So here’s a debut story collection from a major press (John Murray being part of the Hachette empire these days) – colour us shocked, eh? But JM Originals seem determined to actually bank on quality and literary ambition rather than cookie-cutter sales-guaranteed templates, so kudos to them, and hurray for Rebecca Schiff. Though if you’re getting published by Knopf in the US and getting blurbed by Ben Marcus, you’re probably already on the up, right? Anyway: The Bed Moved is a twenty-three story ensemble piece that’s unified, more or less, by a consistent concern with sex, death and families in the contemporary world; it’s a snappy, energetic book made out of short, focused stories, and Schiff’s voice is assured and strong – we can see why JM lunged for it.
So what’s it like? The stories range from a page or two in length to more rangy pieces; the writing style is direct, declarative, and (mostly) bullshit-free; the topics swing from cancer and bereavement, to first (and subsequent) sexual encounters, and to a kind of meta-discourse on the whole book-writing process; the final story, ‘Write What You Know’, runs through the implied narrator’s repertoire as follows:
‘I only know about parent death and sluttiness. […] I know about liberal guilt and sexual guilt and taking liberties sexually, even though I haven’t actually done any of the liberties I know about’.
The parent death and the ‘sluttiness’ could well be the book’s subtitle, as the collection works through a series of permutations of these scenarios, sometimes combining both, as in ‘http://www.msjiz/boxx374/mpeg’, in which the narrator finds her deceased dad’s stash of internet porn (starring topless female boxers) and tries to work out how to feel about it. There’s more than a tinge of Lena Dunham’s Girls about this piece, and, in fact, the combination of uninhibited female sexuality with existential angst, friendship and parental crises runs through the book in a very deadpan, matter-of-fact way that refuses to mask itself behind pretty language. The downside, is, perhaps, that the humour and the frank disclosures could themselves be read as a little superficial: is there much actual depth of characterization behind the shock and the comedy? We reckon that what resonance Schiff does create is a culminative one: if you approach the text as a series of linked pieces (and many of the individual stories’ narrators do in fact, have a lot in common, even leaving out the unifying hints of ‘Write What You Know’) then you get an accumulation of experience and revelation that’s more satisfying than the bite-sized anecdotes served up in many of the shorter pieces.

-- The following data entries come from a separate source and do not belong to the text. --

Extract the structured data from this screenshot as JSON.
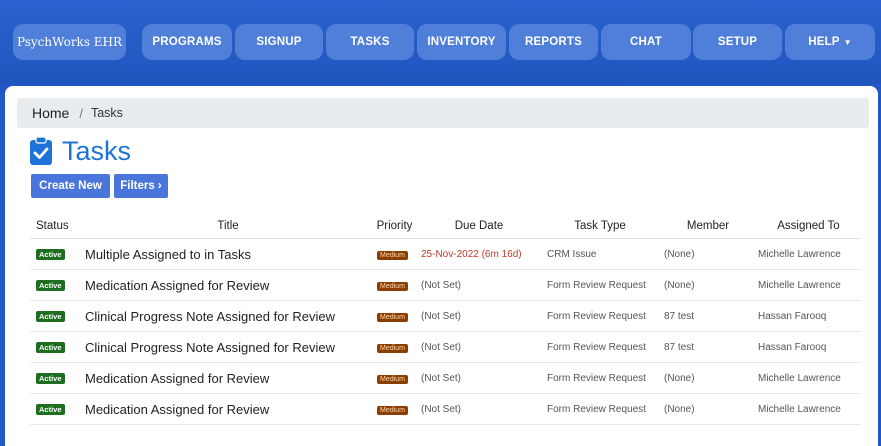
{
  "brand": {
    "label": "PsychWorks EHR"
  },
  "nav": [
    {
      "label": "PROGRAMS"
    },
    {
      "label": "SIGNUP"
    },
    {
      "label": "TASKS"
    },
    {
      "label": "INVENTORY"
    },
    {
      "label": "REPORTS"
    },
    {
      "label": "CHAT"
    },
    {
      "label": "SETUP"
    },
    {
      "label": "HELP"
    }
  ],
  "breadcrumb": {
    "home": "Home",
    "separator": "/",
    "current": "Tasks"
  },
  "page": {
    "title": "Tasks",
    "icon": "clipboard-check-icon"
  },
  "actions": {
    "create_new": "Create New",
    "filters": "Filters ›"
  },
  "table": {
    "columns": [
      "Status",
      "Title",
      "Priority",
      "Due Date",
      "Task Type",
      "Member",
      "Assigned To"
    ],
    "rows": [
      {
        "status": "Active",
        "title": "Multiple Assigned to in Tasks",
        "priority": "Medium",
        "due": "25-Nov-2022 (6m 16d)",
        "type": "CRM Issue",
        "member": "(None)",
        "assigned": "Michelle Lawrence"
      },
      {
        "status": "Active",
        "title": "Medication Assigned for Review",
        "priority": "Medium",
        "due": "(Not Set)",
        "type": "Form Review Request",
        "member": "(None)",
        "assigned": "Michelle Lawrence"
      },
      {
        "status": "Active",
        "title": "Clinical Progress Note Assigned for Review",
        "priority": "Medium",
        "due": "(Not Set)",
        "type": "Form Review Request",
        "member": "87 test",
        "assigned": "Hassan Farooq"
      },
      {
        "status": "Active",
        "title": "Clinical Progress Note Assigned for Review",
        "priority": "Medium",
        "due": "(Not Set)",
        "type": "Form Review Request",
        "member": "87 test",
        "assigned": "Hassan Farooq"
      },
      {
        "status": "Active",
        "title": "Medication Assigned for Review",
        "priority": "Medium",
        "due": "(Not Set)",
        "type": "Form Review Request",
        "member": "(None)",
        "assigned": "Michelle Lawrence"
      },
      {
        "status": "Active",
        "title": "Medication Assigned for Review",
        "priority": "Medium",
        "due": "(Not Set)",
        "type": "Form Review Request",
        "member": "(None)",
        "assigned": "Michelle Lawrence"
      }
    ]
  },
  "colors": {
    "header_bg": "#2158c4",
    "nav_button": "#4f7fd9",
    "title_blue": "#1e73d8",
    "action_button": "#4a76db",
    "active_badge": "#1f6e20",
    "medium_badge": "#8a3f00",
    "overdue_text": "#c0392b"
  }
}
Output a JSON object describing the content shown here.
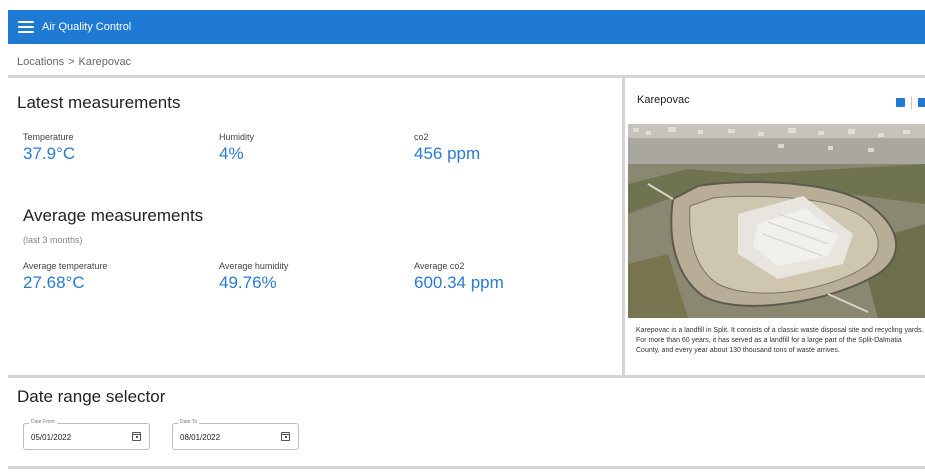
{
  "app": {
    "title": "Air Quality Control"
  },
  "breadcrumb": {
    "parent": "Locations",
    "separator": ">",
    "current": "Karepovac"
  },
  "latest": {
    "title": "Latest measurements",
    "temperature": {
      "label": "Temperature",
      "value": "37.9°C"
    },
    "humidity": {
      "label": "Humidity",
      "value": "4%"
    },
    "co2": {
      "label": "co2",
      "value": "456 ppm"
    }
  },
  "average": {
    "title": "Average measurements",
    "subtitle": "(last 3 months)",
    "temperature": {
      "label": "Average temperature",
      "value": "27.68°C"
    },
    "humidity": {
      "label": "Average humidity",
      "value": "49.76%"
    },
    "co2": {
      "label": "Average co2",
      "value": "600.34 ppm"
    }
  },
  "location": {
    "name": "Karepovac",
    "description": "Karepovac is a landfill in Split. It consists of a classic waste disposal site and recycling yards. For more than 60 years, it has served as a landfill for a large part of the Split-Dalmatia County, and every year about 130 thousand tons of waste arrives.",
    "icons": [
      "map-icon",
      "image-icon"
    ]
  },
  "date_range": {
    "title": "Date range selector",
    "from": {
      "label": "Date From",
      "value": "05/01/2022"
    },
    "to": {
      "label": "Date To",
      "value": "08/01/2022"
    }
  },
  "colors": {
    "appbar": "#1e7ad2",
    "value": "#2a7bd1",
    "divider": "#d4d4d4"
  }
}
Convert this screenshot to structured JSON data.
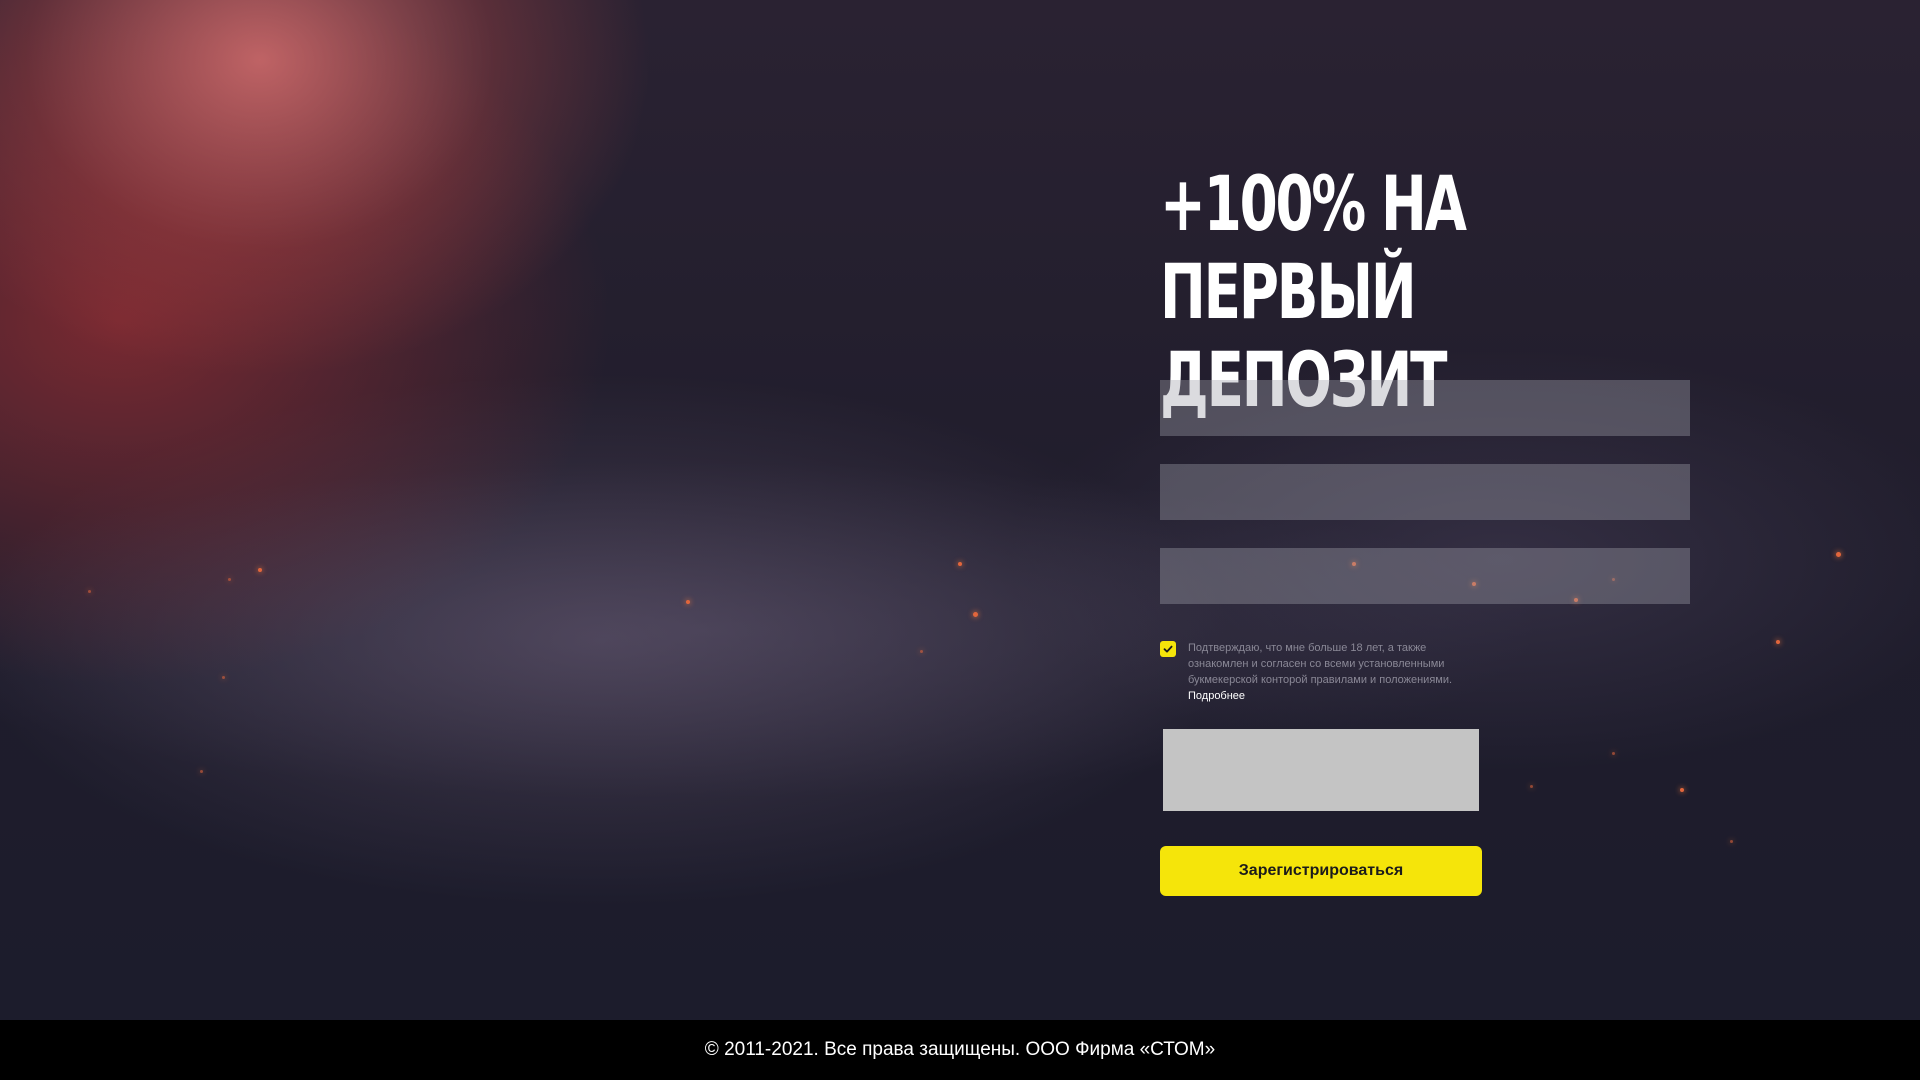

However, quibbling aside, it’s a good read – funny and fresh – and not everyone’s got to be pulling an Alice Munro. Our favourites included ‘Longviewers’ (the narrator’s dad campaigns against their neighbours’ one-way street plans), ‘The Lucky Lady’ (a woman becomes a groupie for a media-savvy cancer sufferer) and ‘Sports Night’ (‘We slap five, the kiss of nerds’). Some fell flat: ‘Communication Arts’, a series of letters/emails from a writing teacher to her students and colleagues, felt unoriginal; a couple of others, like ‘World Trade Date’ felt a little gimmicky – concept-led more so than driven by character or incident, and thus came off a little shallower than they might have done. But the book as a whole is a quick read, entertaining and humorous, and the way it integrates the painful (bereavement) with the excruciating (adolescence, dating) is spot-on.
Any Cop?: If you liked Lauren Holmes’ Barbara The Slut, you’ll like this.